However, and this is a very important however, the progress our son has made during the last 9 months is huge. Our son was extremely ill before he started the Invega Sustenna. He’s still ill, and he probably always will be, but the difference is night and day. When he’s going through a decent phase or cycle, he wants to socialize with people and he doesn’t appear internally distracted. He’s in a bad way right now, but that’s not at all how it always is. Just last weekend, he went to a family function and seemed to enjoy it.

Things are always changing, as his illness progresses, so we don’t know how he’ll look in a month, a year, or 5 years from now. Our son is only about to turn 22 and this all just started when he was about 18, so he’s still in the developmental phase of this illness.

Our next step will have to be Clozapine. It’s a long story, but taking oral pills are rolled up in some delusional thinking, so the clozapine will have to start during a hospitalization.

The bottom line is, we’re really fortunate that our son is on the Invega Sustenna, even if the results aren’t optimal. For many, like our son, this is a very difficult disease to treat.


@Day-by-Day - I hope he has a good weekend this weekend. I am hoping for a low stress weekend myself. May took a toll on me. I think I remember you story about the pills. I hope the Clozapine will help when you get to that point. It seems to have helped others here on this site.


Thinking of all of us who have family members who suffer so terribly from this horrific illness. Our son is 27, became ill at 19 during his first year of college. We have watched our brilliant, funny, happy, talented and popular child become a shell of his former self. He has been non-med compliant for years until this past December when we was involuntarily hospitalized and started on Invega Sustenna. He was also hospitalized in April of this year voluntarily. He is doing better and is now on 234 mg, but I don’t think he will ever be “well.” He rarely showers or brushes his teeth and doesn’t like to leave the house. We just applied for disability for him. Not only is this disease heart-breaking, it is financially devastating.

I just try to hold onto hope that he will have some recovery the longer he is on meds and with therapy. Like my therapist says, “It’s not the life you wanted and envisioned for him but maybe he can still have a good life.”

Hoping you all have a good weekend.
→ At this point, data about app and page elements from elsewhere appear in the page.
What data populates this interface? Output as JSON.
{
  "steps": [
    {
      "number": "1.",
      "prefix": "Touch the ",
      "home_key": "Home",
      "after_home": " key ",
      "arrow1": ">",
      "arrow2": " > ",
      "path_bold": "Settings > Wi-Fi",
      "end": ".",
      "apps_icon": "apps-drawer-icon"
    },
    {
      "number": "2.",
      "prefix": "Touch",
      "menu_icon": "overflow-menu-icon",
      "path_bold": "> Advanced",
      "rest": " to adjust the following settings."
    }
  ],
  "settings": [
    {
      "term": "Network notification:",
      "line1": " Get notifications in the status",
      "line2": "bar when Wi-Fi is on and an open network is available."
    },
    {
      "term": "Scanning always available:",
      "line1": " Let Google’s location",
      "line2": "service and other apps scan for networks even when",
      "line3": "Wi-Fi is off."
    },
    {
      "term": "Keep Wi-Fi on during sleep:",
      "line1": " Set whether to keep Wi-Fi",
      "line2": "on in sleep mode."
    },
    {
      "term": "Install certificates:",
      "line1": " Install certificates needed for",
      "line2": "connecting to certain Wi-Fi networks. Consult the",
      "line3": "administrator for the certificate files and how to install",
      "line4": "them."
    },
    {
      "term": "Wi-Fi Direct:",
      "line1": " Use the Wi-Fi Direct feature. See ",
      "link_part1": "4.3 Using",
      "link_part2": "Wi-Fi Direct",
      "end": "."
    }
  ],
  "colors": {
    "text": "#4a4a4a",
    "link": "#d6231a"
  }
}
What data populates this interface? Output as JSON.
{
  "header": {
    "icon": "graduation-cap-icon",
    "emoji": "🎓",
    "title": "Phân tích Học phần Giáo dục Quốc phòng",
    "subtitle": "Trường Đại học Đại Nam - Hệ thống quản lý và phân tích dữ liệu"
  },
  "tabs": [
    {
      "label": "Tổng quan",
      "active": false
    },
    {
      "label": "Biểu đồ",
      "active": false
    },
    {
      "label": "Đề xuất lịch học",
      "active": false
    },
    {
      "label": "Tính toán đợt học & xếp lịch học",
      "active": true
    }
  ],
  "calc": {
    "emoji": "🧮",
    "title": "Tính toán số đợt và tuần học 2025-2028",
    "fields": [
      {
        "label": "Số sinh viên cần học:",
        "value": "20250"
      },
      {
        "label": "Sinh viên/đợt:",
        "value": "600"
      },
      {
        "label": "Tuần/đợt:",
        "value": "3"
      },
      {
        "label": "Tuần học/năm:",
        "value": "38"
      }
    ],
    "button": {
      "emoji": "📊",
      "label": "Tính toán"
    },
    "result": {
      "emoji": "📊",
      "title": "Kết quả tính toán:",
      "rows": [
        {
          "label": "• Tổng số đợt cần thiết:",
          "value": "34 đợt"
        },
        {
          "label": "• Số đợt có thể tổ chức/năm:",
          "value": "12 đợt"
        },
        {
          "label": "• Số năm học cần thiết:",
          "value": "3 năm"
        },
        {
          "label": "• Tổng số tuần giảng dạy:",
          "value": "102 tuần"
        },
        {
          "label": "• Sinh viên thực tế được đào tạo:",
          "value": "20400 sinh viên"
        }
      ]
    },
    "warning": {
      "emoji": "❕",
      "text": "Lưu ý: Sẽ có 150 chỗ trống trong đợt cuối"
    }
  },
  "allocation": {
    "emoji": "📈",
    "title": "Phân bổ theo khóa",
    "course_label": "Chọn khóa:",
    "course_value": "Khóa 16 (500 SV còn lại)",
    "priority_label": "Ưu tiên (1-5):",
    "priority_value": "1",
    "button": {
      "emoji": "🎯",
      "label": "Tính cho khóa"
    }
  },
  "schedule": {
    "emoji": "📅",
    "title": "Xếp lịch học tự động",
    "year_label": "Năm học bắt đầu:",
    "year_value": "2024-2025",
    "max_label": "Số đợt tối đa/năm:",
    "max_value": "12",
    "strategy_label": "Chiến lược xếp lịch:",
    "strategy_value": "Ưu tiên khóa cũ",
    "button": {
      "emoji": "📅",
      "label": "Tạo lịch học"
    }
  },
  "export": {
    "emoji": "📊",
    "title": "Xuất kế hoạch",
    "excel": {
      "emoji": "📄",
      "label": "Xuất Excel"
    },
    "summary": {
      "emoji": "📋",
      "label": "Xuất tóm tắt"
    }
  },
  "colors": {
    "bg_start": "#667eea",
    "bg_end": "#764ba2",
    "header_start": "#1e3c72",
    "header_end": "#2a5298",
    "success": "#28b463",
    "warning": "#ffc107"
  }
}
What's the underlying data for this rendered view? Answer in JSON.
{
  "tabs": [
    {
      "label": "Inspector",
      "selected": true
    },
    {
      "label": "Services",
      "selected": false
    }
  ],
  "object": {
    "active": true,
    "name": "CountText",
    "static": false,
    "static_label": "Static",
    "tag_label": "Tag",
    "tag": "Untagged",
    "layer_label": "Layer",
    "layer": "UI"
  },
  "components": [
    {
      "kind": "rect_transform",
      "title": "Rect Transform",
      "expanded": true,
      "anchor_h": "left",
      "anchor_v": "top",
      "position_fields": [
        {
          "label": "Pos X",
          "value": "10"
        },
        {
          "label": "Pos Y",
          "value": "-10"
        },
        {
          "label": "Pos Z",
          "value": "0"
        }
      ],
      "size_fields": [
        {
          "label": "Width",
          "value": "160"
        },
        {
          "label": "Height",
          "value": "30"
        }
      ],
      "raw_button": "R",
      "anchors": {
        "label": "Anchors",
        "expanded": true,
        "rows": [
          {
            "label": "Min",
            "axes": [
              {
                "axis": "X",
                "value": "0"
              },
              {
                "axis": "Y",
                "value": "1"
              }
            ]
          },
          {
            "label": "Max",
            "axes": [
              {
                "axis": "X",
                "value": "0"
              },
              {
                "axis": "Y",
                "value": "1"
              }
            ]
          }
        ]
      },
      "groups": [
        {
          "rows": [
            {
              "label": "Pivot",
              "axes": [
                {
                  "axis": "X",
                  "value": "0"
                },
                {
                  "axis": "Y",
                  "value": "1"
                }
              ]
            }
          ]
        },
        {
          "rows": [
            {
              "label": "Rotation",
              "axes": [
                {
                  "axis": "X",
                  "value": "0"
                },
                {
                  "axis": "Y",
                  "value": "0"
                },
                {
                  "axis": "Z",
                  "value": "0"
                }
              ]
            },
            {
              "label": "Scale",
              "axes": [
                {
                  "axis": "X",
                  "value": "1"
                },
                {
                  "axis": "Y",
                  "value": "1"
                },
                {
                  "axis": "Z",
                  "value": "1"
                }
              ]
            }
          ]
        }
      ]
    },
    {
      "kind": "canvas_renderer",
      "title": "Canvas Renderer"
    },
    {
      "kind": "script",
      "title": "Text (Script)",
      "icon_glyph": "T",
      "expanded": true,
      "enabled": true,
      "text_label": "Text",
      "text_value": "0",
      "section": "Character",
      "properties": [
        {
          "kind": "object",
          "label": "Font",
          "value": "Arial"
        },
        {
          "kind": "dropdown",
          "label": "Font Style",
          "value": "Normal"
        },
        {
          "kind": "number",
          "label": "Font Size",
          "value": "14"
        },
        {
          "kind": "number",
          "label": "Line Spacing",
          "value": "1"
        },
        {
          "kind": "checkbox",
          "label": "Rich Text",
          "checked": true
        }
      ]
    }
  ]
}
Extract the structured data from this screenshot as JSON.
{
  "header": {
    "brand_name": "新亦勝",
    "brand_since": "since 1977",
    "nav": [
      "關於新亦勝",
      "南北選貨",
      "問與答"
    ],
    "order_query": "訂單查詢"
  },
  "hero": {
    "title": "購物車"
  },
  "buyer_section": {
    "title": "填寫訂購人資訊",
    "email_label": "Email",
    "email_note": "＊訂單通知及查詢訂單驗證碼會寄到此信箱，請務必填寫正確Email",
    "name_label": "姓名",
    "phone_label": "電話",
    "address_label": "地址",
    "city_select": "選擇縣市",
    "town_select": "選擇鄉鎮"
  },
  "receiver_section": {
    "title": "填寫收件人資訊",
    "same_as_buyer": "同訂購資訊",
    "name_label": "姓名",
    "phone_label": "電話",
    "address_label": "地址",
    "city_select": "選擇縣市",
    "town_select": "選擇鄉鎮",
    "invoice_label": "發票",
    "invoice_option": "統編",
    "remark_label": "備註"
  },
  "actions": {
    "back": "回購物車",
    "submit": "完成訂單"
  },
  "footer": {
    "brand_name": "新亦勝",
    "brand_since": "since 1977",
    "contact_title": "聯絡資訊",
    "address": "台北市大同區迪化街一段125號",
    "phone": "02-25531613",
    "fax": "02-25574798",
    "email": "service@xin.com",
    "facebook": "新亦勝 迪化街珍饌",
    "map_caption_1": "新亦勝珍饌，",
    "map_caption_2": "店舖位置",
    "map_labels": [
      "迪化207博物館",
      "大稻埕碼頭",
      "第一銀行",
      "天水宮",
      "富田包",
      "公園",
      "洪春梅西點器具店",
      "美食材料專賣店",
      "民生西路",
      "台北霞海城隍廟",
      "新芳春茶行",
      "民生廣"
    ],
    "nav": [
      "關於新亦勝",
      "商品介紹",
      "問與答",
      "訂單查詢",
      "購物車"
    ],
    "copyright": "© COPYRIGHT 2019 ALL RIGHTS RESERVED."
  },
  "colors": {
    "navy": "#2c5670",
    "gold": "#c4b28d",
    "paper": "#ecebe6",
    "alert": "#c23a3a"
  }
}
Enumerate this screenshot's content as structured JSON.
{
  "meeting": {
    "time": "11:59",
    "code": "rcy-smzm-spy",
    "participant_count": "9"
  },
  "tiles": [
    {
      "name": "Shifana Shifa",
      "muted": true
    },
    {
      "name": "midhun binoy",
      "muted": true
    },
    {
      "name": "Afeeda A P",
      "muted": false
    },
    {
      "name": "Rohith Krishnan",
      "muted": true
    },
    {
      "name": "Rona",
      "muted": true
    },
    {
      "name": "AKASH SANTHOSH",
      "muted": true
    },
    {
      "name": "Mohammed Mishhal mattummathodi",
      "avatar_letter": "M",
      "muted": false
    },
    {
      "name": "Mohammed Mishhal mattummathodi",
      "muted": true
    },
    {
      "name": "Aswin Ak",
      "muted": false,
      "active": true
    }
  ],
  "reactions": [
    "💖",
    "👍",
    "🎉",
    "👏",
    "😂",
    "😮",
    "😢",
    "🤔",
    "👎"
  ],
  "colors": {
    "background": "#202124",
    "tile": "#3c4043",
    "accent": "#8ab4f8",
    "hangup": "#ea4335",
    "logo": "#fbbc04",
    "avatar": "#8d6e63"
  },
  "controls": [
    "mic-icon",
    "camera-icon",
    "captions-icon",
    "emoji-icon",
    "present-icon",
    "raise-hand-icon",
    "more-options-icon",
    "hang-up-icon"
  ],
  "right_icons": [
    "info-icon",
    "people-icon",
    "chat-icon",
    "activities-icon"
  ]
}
Hi, feeling so sad tonite about all of our children with sz. Today my son looked filthy and was wearing a winter hat and shorts and probably hasn’t t showered or brushed his teeth in 5 days. He has been isolating himself a lot lately and I have been the only person he’s seen in a while. He hasn’t been going to run errands with me like he used to. I have gratitude that for the moment he is safe, but it is so difficult to see him in his small world and all his irrational paranoia. You just can t even believe the continuing sadness seeing your child this way. It never seems to end or really get better and accepting it is just so darn hard.


Irene, I’m so sorry for your sadness. I’m so sorry you’re alone in this, as his only contact. Your son really does sound like he’s decompensating. If you encouraged him to go to the hospital “to feel safe”, do you think he might say yes? He could try a new med?

I really don’t think acceptance is ever going to be a possibility for us. I think our stages of grief are just going to fluctuate back and forth from anger to depression/sadness for the rest of our lives. I think, for us, the stage of acceptance will be more about our ability to cope.

My son is in a really bad way right now too. You’re not alone.


Thanks for your kind thoughts. Tomorrow is a new day and hopefully it will bring some joy and calmness for our sons and us.It make sit easier to cope with all the understanding and kindness on this forum.